Web page and app entries

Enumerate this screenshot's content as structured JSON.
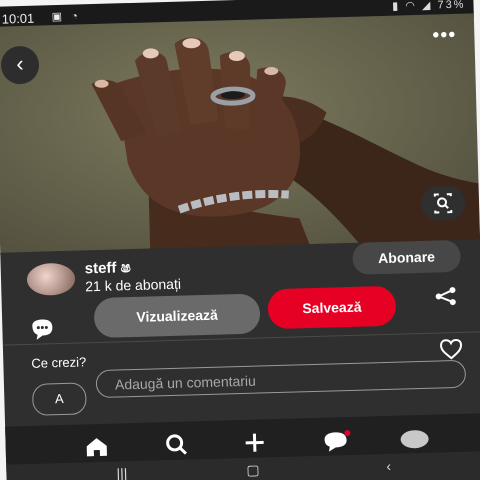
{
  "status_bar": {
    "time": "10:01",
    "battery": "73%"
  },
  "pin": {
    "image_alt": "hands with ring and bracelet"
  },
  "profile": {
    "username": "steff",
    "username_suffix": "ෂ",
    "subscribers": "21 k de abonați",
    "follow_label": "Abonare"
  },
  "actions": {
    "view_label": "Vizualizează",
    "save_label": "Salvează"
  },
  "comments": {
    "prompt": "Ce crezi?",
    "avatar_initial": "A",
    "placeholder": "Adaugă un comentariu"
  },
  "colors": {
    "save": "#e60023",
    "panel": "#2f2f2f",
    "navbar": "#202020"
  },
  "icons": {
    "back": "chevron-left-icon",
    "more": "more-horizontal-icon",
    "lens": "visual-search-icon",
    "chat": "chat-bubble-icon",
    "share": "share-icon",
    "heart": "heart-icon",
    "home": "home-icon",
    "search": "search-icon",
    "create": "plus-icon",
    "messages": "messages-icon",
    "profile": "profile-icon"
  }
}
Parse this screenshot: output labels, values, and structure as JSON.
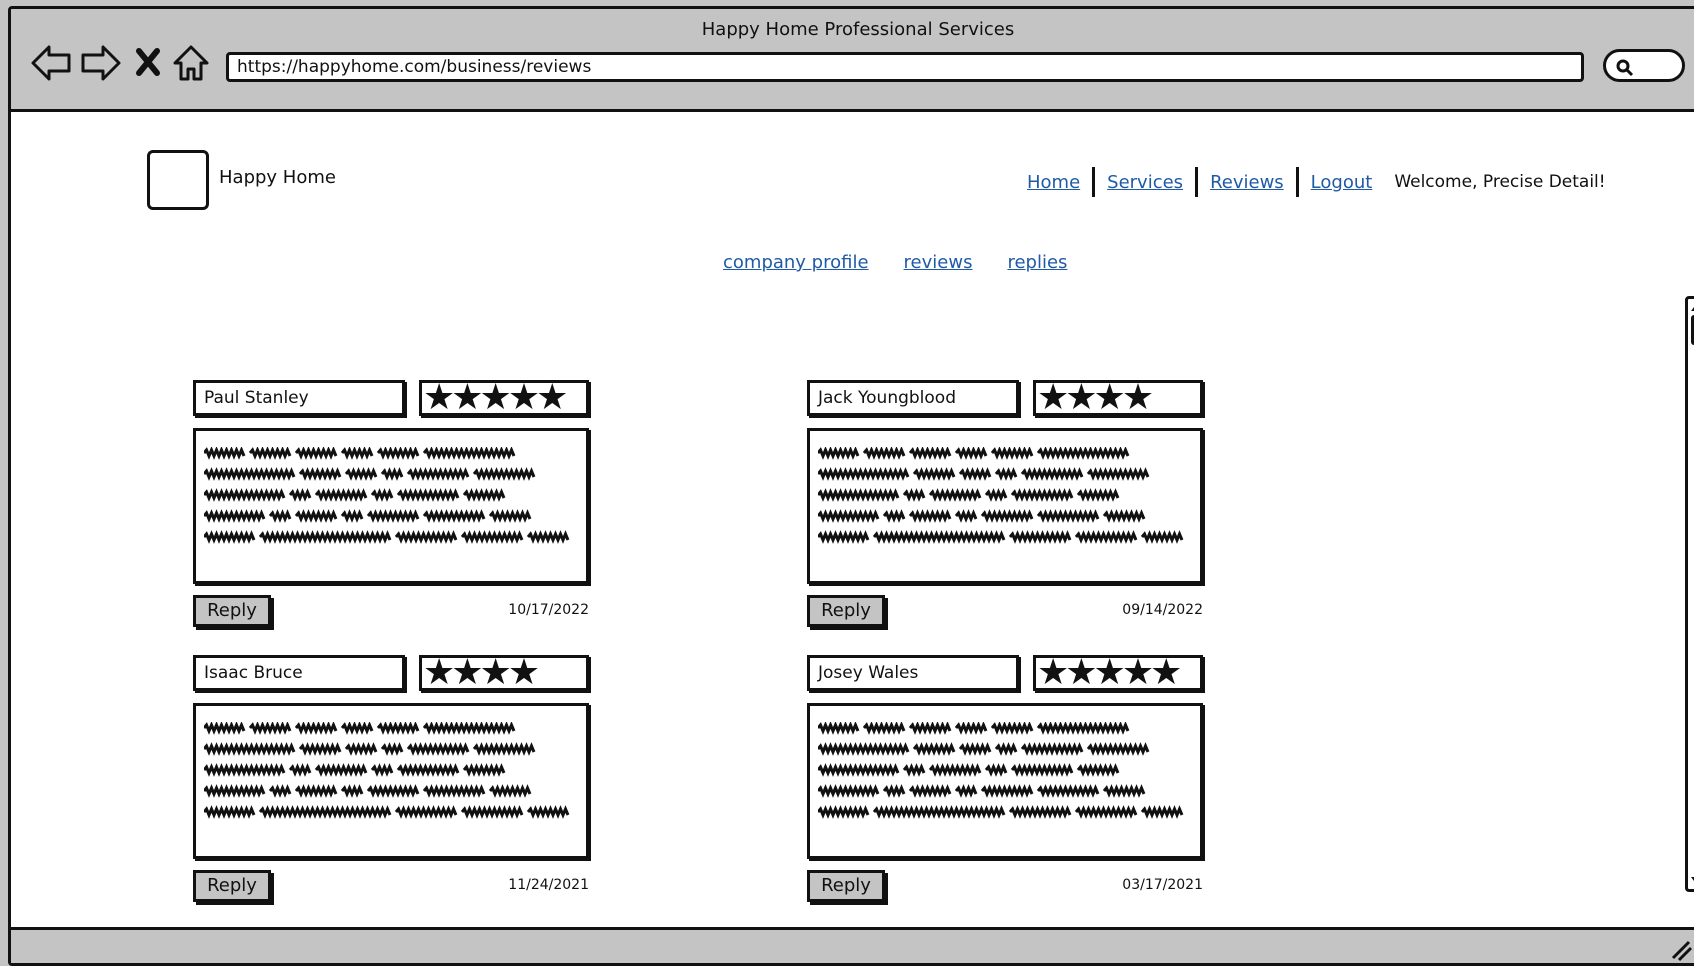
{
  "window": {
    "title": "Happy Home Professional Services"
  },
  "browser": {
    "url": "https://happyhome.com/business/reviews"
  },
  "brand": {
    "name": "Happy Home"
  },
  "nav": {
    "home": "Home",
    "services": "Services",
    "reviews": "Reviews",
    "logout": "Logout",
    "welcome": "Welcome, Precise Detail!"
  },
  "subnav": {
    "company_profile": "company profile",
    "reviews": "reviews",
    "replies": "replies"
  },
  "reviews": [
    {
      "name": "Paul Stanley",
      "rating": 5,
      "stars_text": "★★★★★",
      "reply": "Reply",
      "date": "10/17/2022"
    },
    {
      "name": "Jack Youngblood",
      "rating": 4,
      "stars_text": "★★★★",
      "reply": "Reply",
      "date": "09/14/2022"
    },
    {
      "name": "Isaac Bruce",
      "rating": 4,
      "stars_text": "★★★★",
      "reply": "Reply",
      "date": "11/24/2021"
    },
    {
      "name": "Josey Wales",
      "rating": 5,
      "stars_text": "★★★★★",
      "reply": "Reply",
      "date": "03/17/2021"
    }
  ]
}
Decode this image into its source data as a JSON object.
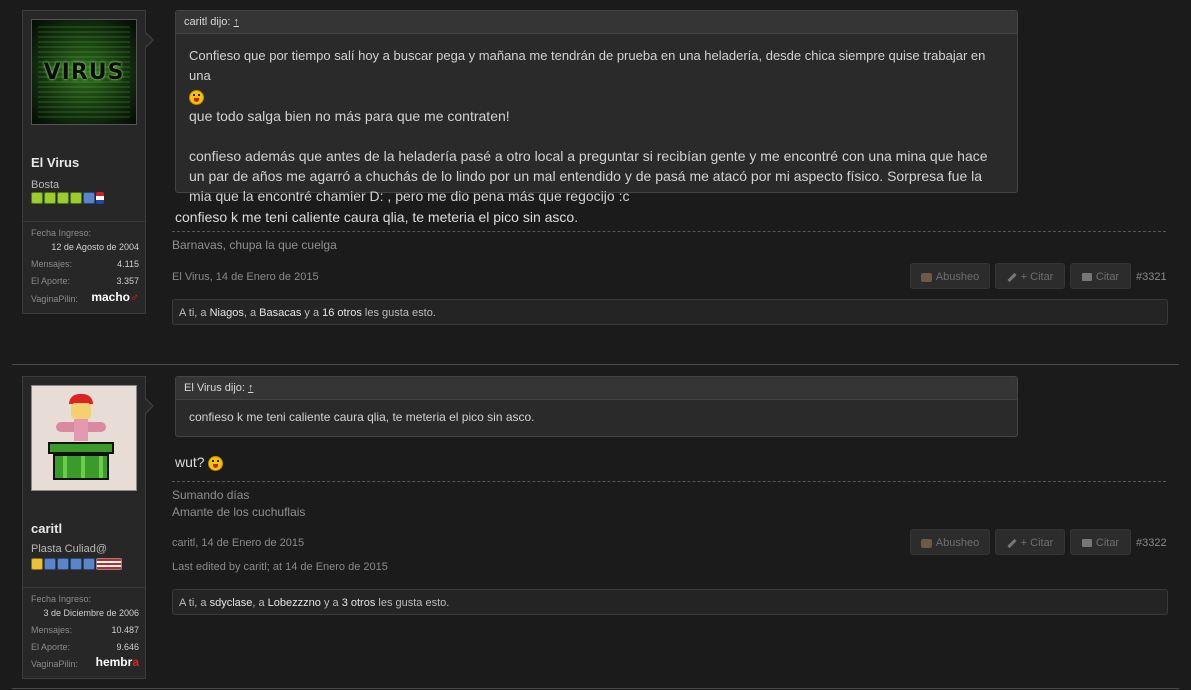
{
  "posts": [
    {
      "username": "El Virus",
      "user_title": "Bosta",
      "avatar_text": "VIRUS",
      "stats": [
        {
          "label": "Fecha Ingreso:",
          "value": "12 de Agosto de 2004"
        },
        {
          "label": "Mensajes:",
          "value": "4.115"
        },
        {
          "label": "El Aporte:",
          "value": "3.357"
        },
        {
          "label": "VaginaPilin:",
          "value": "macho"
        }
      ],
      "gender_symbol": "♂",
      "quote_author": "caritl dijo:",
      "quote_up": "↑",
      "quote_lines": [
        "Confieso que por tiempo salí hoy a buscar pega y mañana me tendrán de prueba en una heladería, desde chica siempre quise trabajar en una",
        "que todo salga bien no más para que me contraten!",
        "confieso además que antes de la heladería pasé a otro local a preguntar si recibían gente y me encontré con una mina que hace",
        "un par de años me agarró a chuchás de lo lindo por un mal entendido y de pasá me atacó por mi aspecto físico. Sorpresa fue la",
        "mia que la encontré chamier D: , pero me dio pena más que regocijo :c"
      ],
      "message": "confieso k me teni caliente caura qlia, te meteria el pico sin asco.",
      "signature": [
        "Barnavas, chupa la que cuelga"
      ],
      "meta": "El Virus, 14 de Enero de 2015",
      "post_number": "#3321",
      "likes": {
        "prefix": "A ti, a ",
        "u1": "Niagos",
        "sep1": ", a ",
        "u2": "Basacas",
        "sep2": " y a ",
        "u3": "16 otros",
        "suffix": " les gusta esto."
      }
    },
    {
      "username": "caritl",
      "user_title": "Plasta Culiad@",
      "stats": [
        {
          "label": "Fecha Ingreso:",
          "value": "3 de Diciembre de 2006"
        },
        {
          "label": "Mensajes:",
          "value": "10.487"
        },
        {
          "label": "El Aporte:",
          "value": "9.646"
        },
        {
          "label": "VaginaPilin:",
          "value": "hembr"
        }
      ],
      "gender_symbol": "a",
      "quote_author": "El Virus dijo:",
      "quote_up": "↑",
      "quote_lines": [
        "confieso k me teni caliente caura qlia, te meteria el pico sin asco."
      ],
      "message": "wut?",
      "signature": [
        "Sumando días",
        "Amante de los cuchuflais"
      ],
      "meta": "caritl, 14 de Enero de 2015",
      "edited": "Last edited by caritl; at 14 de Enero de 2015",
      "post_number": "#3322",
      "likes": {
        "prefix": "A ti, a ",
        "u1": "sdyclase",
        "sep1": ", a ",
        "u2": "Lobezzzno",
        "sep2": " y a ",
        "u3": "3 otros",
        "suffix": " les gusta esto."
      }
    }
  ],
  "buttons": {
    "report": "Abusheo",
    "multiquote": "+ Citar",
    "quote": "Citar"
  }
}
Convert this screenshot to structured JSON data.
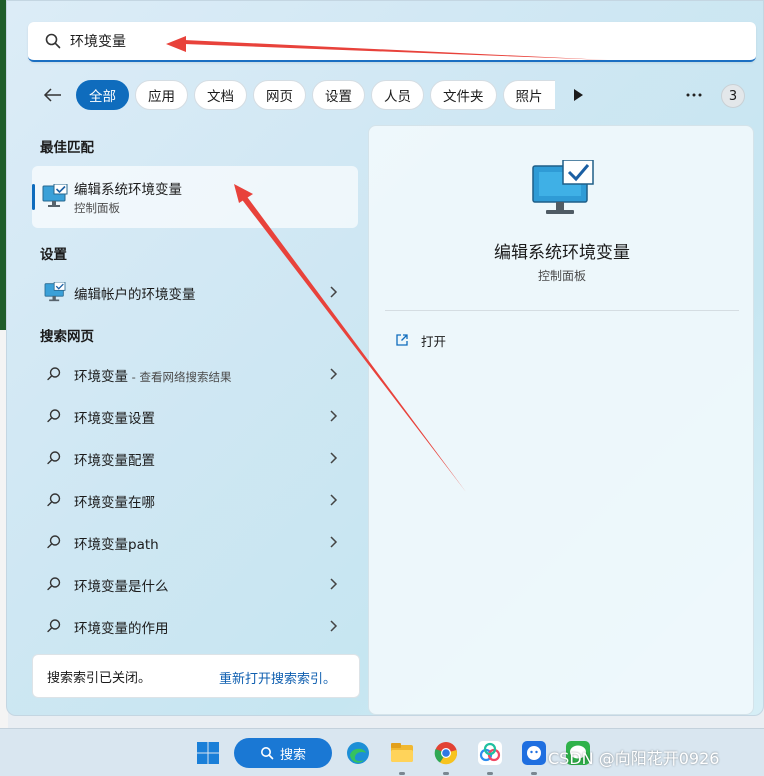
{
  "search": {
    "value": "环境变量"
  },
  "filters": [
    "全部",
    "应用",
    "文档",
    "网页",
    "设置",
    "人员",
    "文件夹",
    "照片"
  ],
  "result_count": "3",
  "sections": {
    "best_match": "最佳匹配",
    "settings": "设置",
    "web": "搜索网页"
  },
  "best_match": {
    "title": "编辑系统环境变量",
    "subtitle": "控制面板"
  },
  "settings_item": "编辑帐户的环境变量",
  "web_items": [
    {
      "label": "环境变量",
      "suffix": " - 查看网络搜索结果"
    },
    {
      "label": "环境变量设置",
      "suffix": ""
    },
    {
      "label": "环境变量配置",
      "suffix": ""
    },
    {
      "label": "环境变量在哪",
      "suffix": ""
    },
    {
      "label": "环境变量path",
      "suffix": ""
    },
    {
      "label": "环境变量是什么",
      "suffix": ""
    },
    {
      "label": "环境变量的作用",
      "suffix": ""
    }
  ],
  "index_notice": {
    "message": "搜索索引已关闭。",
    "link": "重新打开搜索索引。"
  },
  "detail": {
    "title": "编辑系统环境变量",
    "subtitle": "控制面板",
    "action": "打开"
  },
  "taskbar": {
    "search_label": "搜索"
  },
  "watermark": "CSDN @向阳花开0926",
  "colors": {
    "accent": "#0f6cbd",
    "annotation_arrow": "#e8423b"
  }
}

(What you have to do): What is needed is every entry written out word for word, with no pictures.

(Your solution):
Enumerate this screenshot's content as structured JSON.
{
  "status_bar": {
    "time": "10:01",
    "battery": "73%"
  },
  "pin": {
    "image_alt": "hands with ring and bracelet"
  },
  "profile": {
    "username": "steff",
    "username_suffix": "ෂ",
    "subscribers": "21 k de abonați",
    "follow_label": "Abonare"
  },
  "actions": {
    "view_label": "Vizualizează",
    "save_label": "Salvează"
  },
  "comments": {
    "prompt": "Ce crezi?",
    "avatar_initial": "A",
    "placeholder": "Adaugă un comentariu"
  },
  "colors": {
    "save": "#e60023",
    "panel": "#2f2f2f",
    "navbar": "#202020"
  },
  "icons": {
    "back": "chevron-left-icon",
    "more": "more-horizontal-icon",
    "lens": "visual-search-icon",
    "chat": "chat-bubble-icon",
    "share": "share-icon",
    "heart": "heart-icon",
    "home": "home-icon",
    "search": "search-icon",
    "create": "plus-icon",
    "messages": "messages-icon",
    "profile": "profile-icon"
  }
}
Parse this screenshot: output labels, values, and structure as JSON.
{
  "window": {
    "title": "Happy Home Professional Services"
  },
  "browser": {
    "url": "https://happyhome.com/business/reviews"
  },
  "brand": {
    "name": "Happy Home"
  },
  "nav": {
    "home": "Home",
    "services": "Services",
    "reviews": "Reviews",
    "logout": "Logout",
    "welcome": "Welcome, Precise Detail!"
  },
  "subnav": {
    "company_profile": "company profile",
    "reviews": "reviews",
    "replies": "replies"
  },
  "reviews": [
    {
      "name": "Paul Stanley",
      "rating": 5,
      "stars_text": "★★★★★",
      "reply": "Reply",
      "date": "10/17/2022"
    },
    {
      "name": "Jack Youngblood",
      "rating": 4,
      "stars_text": "★★★★",
      "reply": "Reply",
      "date": "09/14/2022"
    },
    {
      "name": "Isaac Bruce",
      "rating": 4,
      "stars_text": "★★★★",
      "reply": "Reply",
      "date": "11/24/2021"
    },
    {
      "name": "Josey Wales",
      "rating": 5,
      "stars_text": "★★★★★",
      "reply": "Reply",
      "date": "03/17/2021"
    }
  ]
}
Decode this image into its source data as a JSON object.
{
  "posts": [
    {
      "username": "El Virus",
      "user_title": "Bosta",
      "avatar_text": "VIRUS",
      "stats": [
        {
          "label": "Fecha Ingreso:",
          "value": "12 de Agosto de 2004"
        },
        {
          "label": "Mensajes:",
          "value": "4.115"
        },
        {
          "label": "El Aporte:",
          "value": "3.357"
        },
        {
          "label": "VaginaPilin:",
          "value": "macho"
        }
      ],
      "gender_symbol": "♂",
      "quote_author": "caritl dijo:",
      "quote_up": "↑",
      "quote_lines": [
        "Confieso que por tiempo salí hoy a buscar pega y mañana me tendrán de prueba en una heladería, desde chica siempre quise trabajar en una",
        "que todo salga bien no más para que me contraten!",
        "confieso además que antes de la heladería pasé a otro local a preguntar si recibían gente y me encontré con una mina que hace",
        "un par de años me agarró a chuchás de lo lindo por un mal entendido y de pasá me atacó por mi aspecto físico. Sorpresa fue la",
        "mia que la encontré chamier D: , pero me dio pena más que regocijo :c"
      ],
      "message": "confieso k me teni caliente caura qlia, te meteria el pico sin asco.",
      "signature": [
        "Barnavas, chupa la que cuelga"
      ],
      "meta": "El Virus, 14 de Enero de 2015",
      "post_number": "#3321",
      "likes": {
        "prefix": "A ti, a ",
        "u1": "Niagos",
        "sep1": ", a ",
        "u2": "Basacas",
        "sep2": " y a ",
        "u3": "16 otros",
        "suffix": " les gusta esto."
      }
    },
    {
      "username": "caritl",
      "user_title": "Plasta Culiad@",
      "stats": [
        {
          "label": "Fecha Ingreso:",
          "value": "3 de Diciembre de 2006"
        },
        {
          "label": "Mensajes:",
          "value": "10.487"
        },
        {
          "label": "El Aporte:",
          "value": "9.646"
        },
        {
          "label": "VaginaPilin:",
          "value": "hembr"
        }
      ],
      "gender_symbol": "a",
      "quote_author": "El Virus dijo:",
      "quote_up": "↑",
      "quote_lines": [
        "confieso k me teni caliente caura qlia, te meteria el pico sin asco."
      ],
      "message": "wut?",
      "signature": [
        "Sumando días",
        "Amante de los cuchuflais"
      ],
      "meta": "caritl, 14 de Enero de 2015",
      "edited": "Last edited by caritl; at 14 de Enero de 2015",
      "post_number": "#3322",
      "likes": {
        "prefix": "A ti, a ",
        "u1": "sdyclase",
        "sep1": ", a ",
        "u2": "Lobezzzno",
        "sep2": " y a ",
        "u3": "3 otros",
        "suffix": " les gusta esto."
      }
    }
  ],
  "buttons": {
    "report": "Abusheo",
    "multiquote": "+ Citar",
    "quote": "Citar"
  }
}
Convert this screenshot to structured JSON data.
{
  "search": {
    "value": "环境变量"
  },
  "filters": [
    "全部",
    "应用",
    "文档",
    "网页",
    "设置",
    "人员",
    "文件夹",
    "照片"
  ],
  "result_count": "3",
  "sections": {
    "best_match": "最佳匹配",
    "settings": "设置",
    "web": "搜索网页"
  },
  "best_match": {
    "title": "编辑系统环境变量",
    "subtitle": "控制面板"
  },
  "settings_item": "编辑帐户的环境变量",
  "web_items": [
    {
      "label": "环境变量",
      "suffix": " - 查看网络搜索结果"
    },
    {
      "label": "环境变量设置",
      "suffix": ""
    },
    {
      "label": "环境变量配置",
      "suffix": ""
    },
    {
      "label": "环境变量在哪",
      "suffix": ""
    },
    {
      "label": "环境变量path",
      "suffix": ""
    },
    {
      "label": "环境变量是什么",
      "suffix": ""
    },
    {
      "label": "环境变量的作用",
      "suffix": ""
    }
  ],
  "index_notice": {
    "message": "搜索索引已关闭。",
    "link": "重新打开搜索索引。"
  },
  "detail": {
    "title": "编辑系统环境变量",
    "subtitle": "控制面板",
    "action": "打开"
  },
  "taskbar": {
    "search_label": "搜索"
  },
  "watermark": "CSDN @向阳花开0926",
  "colors": {
    "accent": "#0f6cbd",
    "annotation_arrow": "#e8423b"
  }
}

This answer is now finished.